Dataset rows describing interfaces
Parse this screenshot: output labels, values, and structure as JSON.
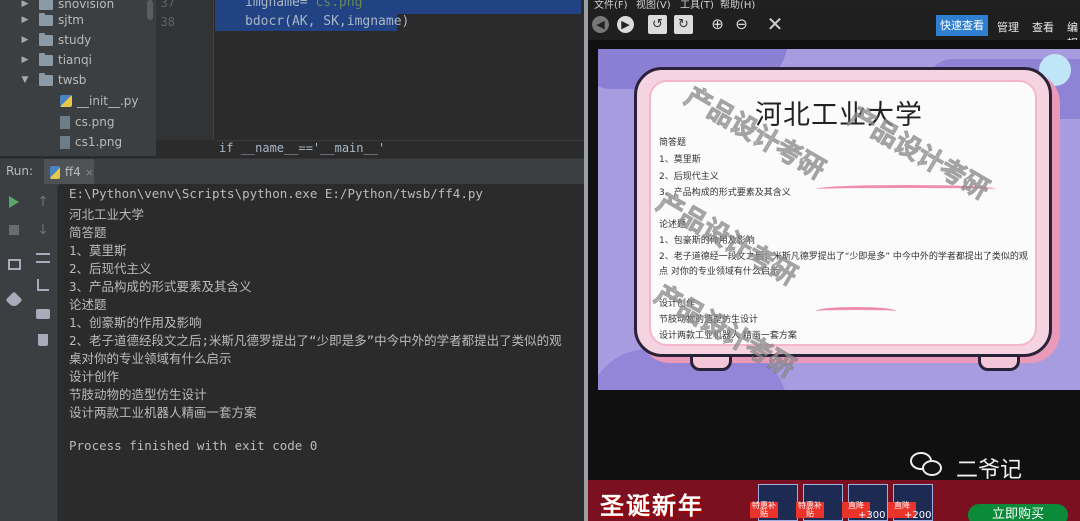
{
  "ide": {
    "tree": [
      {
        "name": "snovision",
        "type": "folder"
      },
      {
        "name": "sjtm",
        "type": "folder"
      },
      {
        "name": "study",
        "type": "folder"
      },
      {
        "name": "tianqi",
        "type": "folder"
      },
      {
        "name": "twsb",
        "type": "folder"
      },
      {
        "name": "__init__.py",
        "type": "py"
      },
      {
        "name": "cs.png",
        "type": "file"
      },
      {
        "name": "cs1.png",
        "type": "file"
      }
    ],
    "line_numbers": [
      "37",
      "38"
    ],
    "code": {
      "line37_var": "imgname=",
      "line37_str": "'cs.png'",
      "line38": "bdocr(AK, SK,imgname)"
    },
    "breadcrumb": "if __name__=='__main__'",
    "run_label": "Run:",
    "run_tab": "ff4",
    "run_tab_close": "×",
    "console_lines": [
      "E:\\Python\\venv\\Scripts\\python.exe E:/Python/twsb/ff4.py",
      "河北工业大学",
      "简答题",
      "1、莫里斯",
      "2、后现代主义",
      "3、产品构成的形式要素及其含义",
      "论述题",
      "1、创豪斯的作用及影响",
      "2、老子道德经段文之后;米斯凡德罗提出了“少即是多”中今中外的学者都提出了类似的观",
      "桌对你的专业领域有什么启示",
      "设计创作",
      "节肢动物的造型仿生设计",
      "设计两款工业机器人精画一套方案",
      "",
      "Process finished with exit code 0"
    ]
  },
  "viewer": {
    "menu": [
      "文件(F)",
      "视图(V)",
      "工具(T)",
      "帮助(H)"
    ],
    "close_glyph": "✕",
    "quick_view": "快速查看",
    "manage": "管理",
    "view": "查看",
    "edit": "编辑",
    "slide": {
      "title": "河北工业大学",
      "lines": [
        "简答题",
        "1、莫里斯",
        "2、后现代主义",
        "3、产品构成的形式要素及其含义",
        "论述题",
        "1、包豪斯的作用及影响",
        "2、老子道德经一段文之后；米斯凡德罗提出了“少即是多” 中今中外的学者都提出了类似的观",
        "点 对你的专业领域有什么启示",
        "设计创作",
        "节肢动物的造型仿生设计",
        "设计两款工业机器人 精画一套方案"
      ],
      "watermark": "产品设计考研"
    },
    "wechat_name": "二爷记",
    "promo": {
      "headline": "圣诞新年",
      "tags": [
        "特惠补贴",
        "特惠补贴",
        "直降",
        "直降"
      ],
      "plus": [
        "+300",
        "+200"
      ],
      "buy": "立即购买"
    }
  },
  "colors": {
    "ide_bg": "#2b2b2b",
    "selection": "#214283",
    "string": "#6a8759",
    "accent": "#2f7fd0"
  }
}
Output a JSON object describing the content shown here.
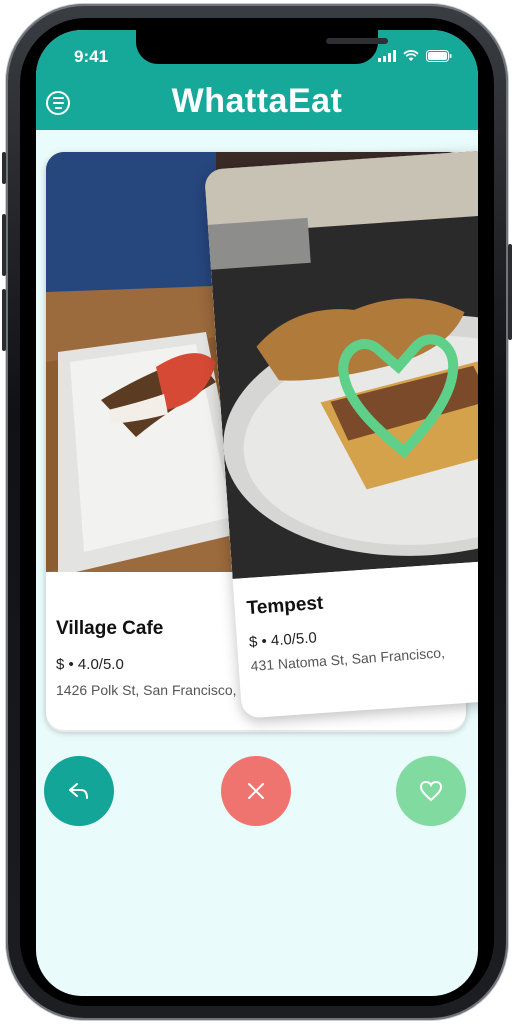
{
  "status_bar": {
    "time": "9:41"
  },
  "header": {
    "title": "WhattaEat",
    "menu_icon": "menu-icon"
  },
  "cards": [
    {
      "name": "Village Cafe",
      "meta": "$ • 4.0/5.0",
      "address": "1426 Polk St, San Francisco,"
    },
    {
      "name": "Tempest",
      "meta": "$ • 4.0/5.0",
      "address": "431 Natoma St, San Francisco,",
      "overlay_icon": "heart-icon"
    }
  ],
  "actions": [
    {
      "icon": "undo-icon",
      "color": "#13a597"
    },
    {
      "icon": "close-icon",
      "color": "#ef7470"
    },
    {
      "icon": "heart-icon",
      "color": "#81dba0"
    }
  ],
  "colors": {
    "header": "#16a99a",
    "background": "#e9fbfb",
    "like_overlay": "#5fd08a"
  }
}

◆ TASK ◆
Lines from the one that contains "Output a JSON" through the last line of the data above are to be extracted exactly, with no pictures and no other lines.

◆ RESPONSE FOR THIS EXERCISE ◆
Output a JSON object describing the content shown here.
{
  "status_bar": {
    "time": "9:41"
  },
  "header": {
    "title": "WhattaEat",
    "menu_icon": "menu-icon"
  },
  "cards": [
    {
      "name": "Village Cafe",
      "meta": "$ • 4.0/5.0",
      "address": "1426 Polk St, San Francisco,"
    },
    {
      "name": "Tempest",
      "meta": "$ • 4.0/5.0",
      "address": "431 Natoma St, San Francisco,",
      "overlay_icon": "heart-icon"
    }
  ],
  "actions": [
    {
      "icon": "undo-icon",
      "color": "#13a597"
    },
    {
      "icon": "close-icon",
      "color": "#ef7470"
    },
    {
      "icon": "heart-icon",
      "color": "#81dba0"
    }
  ],
  "colors": {
    "header": "#16a99a",
    "background": "#e9fbfb",
    "like_overlay": "#5fd08a"
  }
}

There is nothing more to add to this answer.